Located north of the Polar Front, the Falkland Islands are not considered sub-Antarctic, but are a common stop for many Antarctica travels. The total population of the islands is about 2,500; over half of the residents live in the Falklands' capital of Stanley. English is the official and preferred language of the region. The islands have a rich history, but since the end of the Falklands War in 1982 - United Kingdom's troops fought off an Argentinian invasion - the islands have remained culturally British. East and West Falkland make up the majority of the total landmass, but there are over seven hundred islands to explore in the area, including the tiny Sea Lion Island. The climate is quite mild; even in the winter months temperatures are frequently above freezing. The Falklands' main attractions include wildlife viewing, trekking, horseback riding, fishing, and scuba diving. Stanley also offers swimming in its public pool.

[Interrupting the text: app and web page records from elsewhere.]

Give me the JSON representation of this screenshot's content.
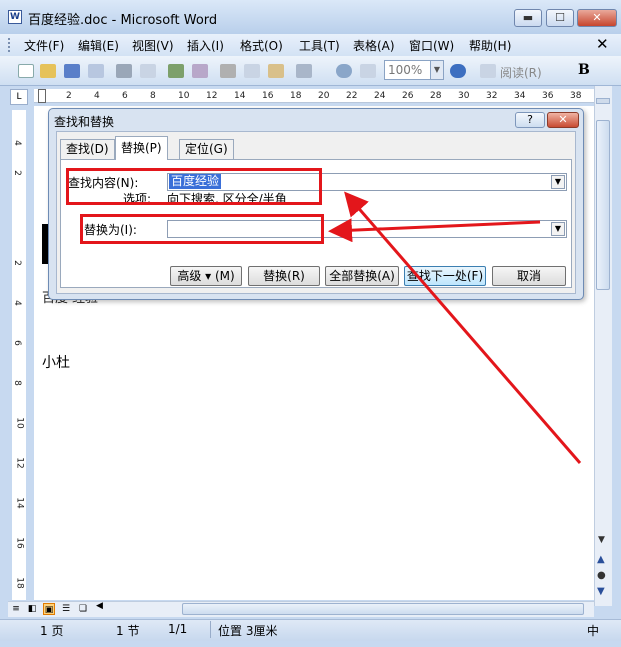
{
  "window": {
    "title": "百度经验.doc - Microsoft Word",
    "app_icon": "W",
    "minimize": "▬",
    "maximize": "☐",
    "close": "✕"
  },
  "menu": {
    "items": [
      "文件(F)",
      "编辑(E)",
      "视图(V)",
      "插入(I)",
      "格式(O)",
      "工具(T)",
      "表格(A)",
      "窗口(W)",
      "帮助(H)"
    ],
    "close_doc": "✕"
  },
  "toolbar": {
    "zoom": "100%",
    "reading": "阅读(R)",
    "bold": "B"
  },
  "ruler": {
    "corner": "L",
    "top_ticks": [
      "2",
      "4",
      "6",
      "8",
      "10",
      "12",
      "14",
      "16",
      "18",
      "20",
      "22",
      "24",
      "26",
      "28",
      "30",
      "32",
      "34",
      "36",
      "38"
    ],
    "left_ticks": [
      "4",
      "2",
      "2",
      "4",
      "6",
      "8",
      "10",
      "12",
      "14",
      "16",
      "18"
    ]
  },
  "document": {
    "partial_line": "百度   经验",
    "text": "小杜"
  },
  "dialog": {
    "title": "查找和替换",
    "help": "?",
    "close": "✕",
    "tabs": [
      "查找(D)",
      "替换(P)",
      "定位(G)"
    ],
    "find_label": "查找内容(N):",
    "find_value": "百度经验",
    "options_label": "选项:",
    "options_value": "向下搜索, 区分全/半角",
    "replace_label": "替换为(I):",
    "replace_value": "",
    "buttons": {
      "more": "高级 ▾ (M)",
      "replace": "替换(R)",
      "replace_all": "全部替换(A)",
      "find_next": "查找下一处(F)",
      "cancel": "取消"
    }
  },
  "status": {
    "page": "1 页",
    "section": "1 节",
    "page_of": "1/1",
    "position": "位置 3厘米",
    "lang": "中"
  },
  "annotation_color": "#e3161b"
}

Stanley, the islands' capital, is found on East Falkland. The village is filled with charm and character; some of the area's homes are pieced together by salvaged wood from shipwrecks. The Government House is located in Stanley and home to the London-appointed governor. The town, however, did not gain its political position through seniority. The oldest settlement on the island is actually Port Louis, located about 20 miles northwest of Stanley. It contains the island's oldest buildings, a great visit for any amateur or studied historian during their Antarctica travels.

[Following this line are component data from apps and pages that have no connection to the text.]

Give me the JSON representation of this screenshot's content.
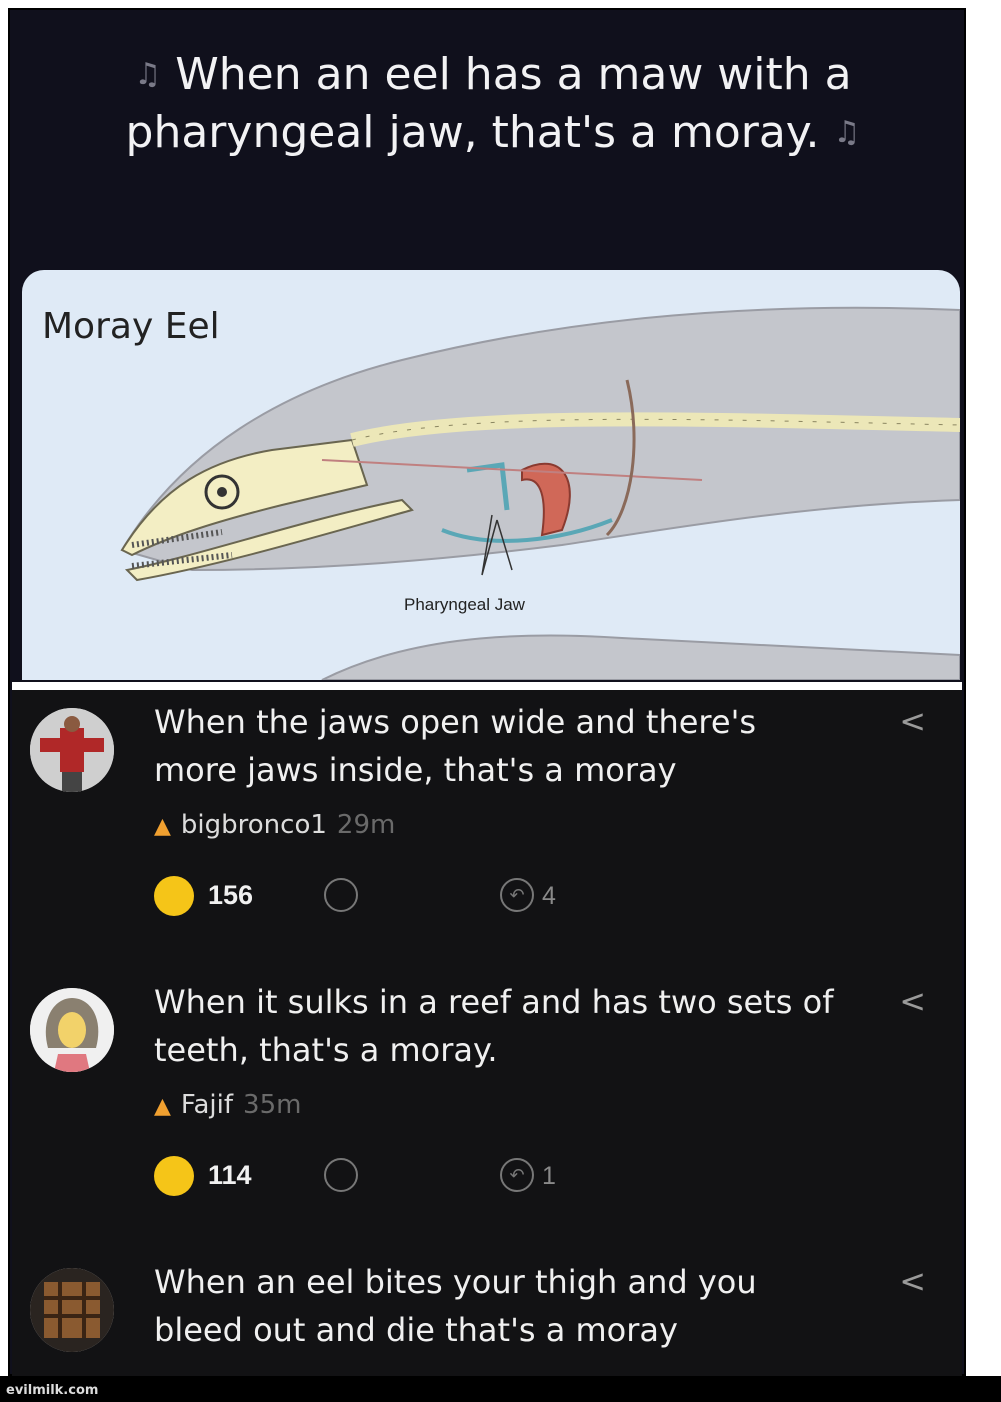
{
  "meme": {
    "title_line1": "When an eel has a maw with a",
    "title_line2": "pharyngeal jaw, that's a moray.",
    "music_note_icon": "music-note-icon"
  },
  "diagram": {
    "title": "Moray Eel",
    "jaw_label": "Pharyngeal Jaw"
  },
  "comments": [
    {
      "text": "When the jaws open wide and there's more jaws inside, that's a moray",
      "username": "bigbronco1",
      "time": "29m",
      "likes": "156",
      "replies": "4",
      "share": "<"
    },
    {
      "text": "When it sulks in a reef and has two sets of teeth, that's a moray.",
      "username": "Fajif",
      "time": "35m",
      "likes": "114",
      "replies": "1",
      "share": "<"
    },
    {
      "text": "When an eel bites your thigh and you bleed out and die that's a moray",
      "share": "<"
    }
  ],
  "watermark": "evilmilk.com",
  "colors": {
    "background": "#10101c",
    "diagram_bg": "#dfeaf6",
    "like_emoji": "#f5c518",
    "flame": "#f0a030"
  }
}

Volunteer Beach, located east of Port Louis, is home to 150 breeding pairs of penguins. Fur seals and elephant seals can also be seen in the distance. East Falkland contains the most extensive road network in the area. Travel between locations can be done by car or an adventurous day-long trek.
This small island is less than a mile wide, but if filled with wildlife. Hundreds of elephant seals crowd the beaches, while sea lions find places to bask on upper ridges of the southern coast. Over five species of penguins find room to nest on Sea Lion. The island also has one of the only working Falkland farms, sporting native tussock grass. Wildlife zealots should not miss a trip to this region.
Comparable in size with East Falkland, the West contains only one substantial road. The island is scattered with farmland, the oldest is found at Port Howard. About 40 people share the farm with 42,000 sheep and 800 cattle. West Falkland's main temptation is its wildlife viewing. Before making the hike to the site seeing locations, make sure to ask the local farmer's permission to cross their land. The trek to the southwestern end is worth it. The coastline is covered in thousands of rockhoppers and a number of other seabirds. Groups of gentoo penguins can also be seen in West Falkland.